“…by the late eighties, [Don Pullen] was fusing avant-gardist piano techniques, with blues and gospel vamps, tunes written to a crisp rhythm, and above a new songful sensibility. [The LP] Random Thoughts is the summit of that sensibility. He became a bona fide writer of melodies, one of the few that the entire avant-garde-jazz movement produced. They were relatively simple structures, and Pullin was never an overbearing pianist, even when he created banging dissonance; he seemed to find peace with the fact that jazz needn’t be overly complicated or overly empty. The ballad, ‘The Dancer,’ for one example, picks up where Billy Strayhorn left off – you can imagine Ellington-band horns wrapping around it – and Pullin fashions a swinging, lean, perfectly proportioned solo from it.”– Ben Ratliff
At The Café Centrale. Don Pullen Trio
(Don Pullen-p, Gary Peacock-b, Tony Williams-d). From New Beginnings. 12/16/1988
Composed by Don Pullen.
The Dancer. Don Pullen Trio
(Don Pullen-p, James Genus-b, Lewis Nash-d). From Random Thoughts. 3/23/1990
Composed by Don Pullen.
John Carter and Don Pullen passed away in the 1990s at 61 and 53 years old. Arthur Blythe died at 76 in 2017. Henry Threadgill, still active at 74 years old, won the Pulitzer Prize for Music in 2016 for his release In For A Penny, In For A Pound. Their legacy-respecting multistylistic work in the 1980s was characteristic of one of several strains of the avant-garde.
Perhaps no jazz musician recorded a more varied output in more diverse setting in the 1980s than tenor saxophone and bass clarinet player David Murray. Three of the best bands to emerge in the decade were his Octet, his Quartet and the collaborative – the World Saxophone Quartet. He may also have been the most recorded jazz artist of the decade, as well, and with consistently high quality. David Murray in the next hour of Jazz at 100.

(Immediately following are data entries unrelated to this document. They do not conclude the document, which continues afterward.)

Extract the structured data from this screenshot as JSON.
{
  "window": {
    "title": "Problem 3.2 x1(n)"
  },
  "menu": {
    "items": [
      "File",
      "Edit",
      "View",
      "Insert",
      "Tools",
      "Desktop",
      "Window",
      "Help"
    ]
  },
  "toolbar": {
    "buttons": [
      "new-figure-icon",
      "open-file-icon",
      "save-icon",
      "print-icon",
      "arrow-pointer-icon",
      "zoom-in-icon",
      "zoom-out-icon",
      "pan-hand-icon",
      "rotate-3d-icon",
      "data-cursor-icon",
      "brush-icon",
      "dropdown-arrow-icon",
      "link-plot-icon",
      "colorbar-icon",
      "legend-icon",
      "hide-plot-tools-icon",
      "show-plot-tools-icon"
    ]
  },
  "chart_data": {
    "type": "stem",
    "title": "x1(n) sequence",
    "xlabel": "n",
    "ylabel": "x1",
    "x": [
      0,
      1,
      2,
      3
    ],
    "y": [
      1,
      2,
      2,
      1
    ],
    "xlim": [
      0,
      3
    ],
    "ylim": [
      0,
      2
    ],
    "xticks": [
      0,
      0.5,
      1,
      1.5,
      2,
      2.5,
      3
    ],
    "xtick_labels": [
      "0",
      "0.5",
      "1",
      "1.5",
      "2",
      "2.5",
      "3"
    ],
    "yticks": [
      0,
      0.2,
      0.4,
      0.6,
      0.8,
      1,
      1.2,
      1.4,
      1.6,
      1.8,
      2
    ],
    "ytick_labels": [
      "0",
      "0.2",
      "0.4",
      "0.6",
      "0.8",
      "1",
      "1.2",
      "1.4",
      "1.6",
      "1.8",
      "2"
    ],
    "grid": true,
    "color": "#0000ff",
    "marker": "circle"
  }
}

Arthur Blythe. Lenox Avenue Bridge. Columbia 35638
Air. 80° Below ’82. Antilles AN 1007
Henry Threadgill Sextet. Just The Facts And Pass The Bucket. About Time Records AT1005
John Carter. Fields. Gramavision 18-8809-2
Don Pullen. New Beginnings. Blue Note CDP 7 91785
Don Pullen. Random Thoughts. Blue Note CDP 7 94347
Berendt, Joachim-Ernst. 2009. The Jazz Book: From Ragtime to the 21st Century. Chicago, IL. Chicago Review Press. Kindle Edition.
The Styles of Jazz: The Eighties
Giddins, Gary & DeVeaux, Scott. 2009. JAZZ. New York, NY. WW Norton & Company.
Chapter 15. The Avant-Garde
Giddins, Gary. 2004. Weather Bird: Jazz at the Dawn of Its Second Century. New York, NY. Oxford University Press.
Chapter 118. Postwar Jazz: An Arbitrary Roadmap (1945 – 2001)
Morton, Brian & Cook, Richard. 2011. Penguin Jazz Guide, the History of the Music in the 1001 Best Albums. New York, NY. Penguin Books.
Arthur Blythe. Lenox Avenue Breakdown
Ratliff, Ben. 2002. The New York Times Essential Library of Jazz. New York. Times Books.
92. Don Pullin: Random Thoughts (1990)
Russonello, Giovanni. Arthur Blythe, Jazz Saxophonist Who Mixed Sultry and Strident, Dies at 76. New York Times. March 29, 2017. https://www.nytimes.com/2017/03/29/arts/music/arthur-blythe-jazz-saxophonist-dies-at-76.html
Annotated playlists and streaming links for all the Jazz at 100 broadcasts: Jazz at 100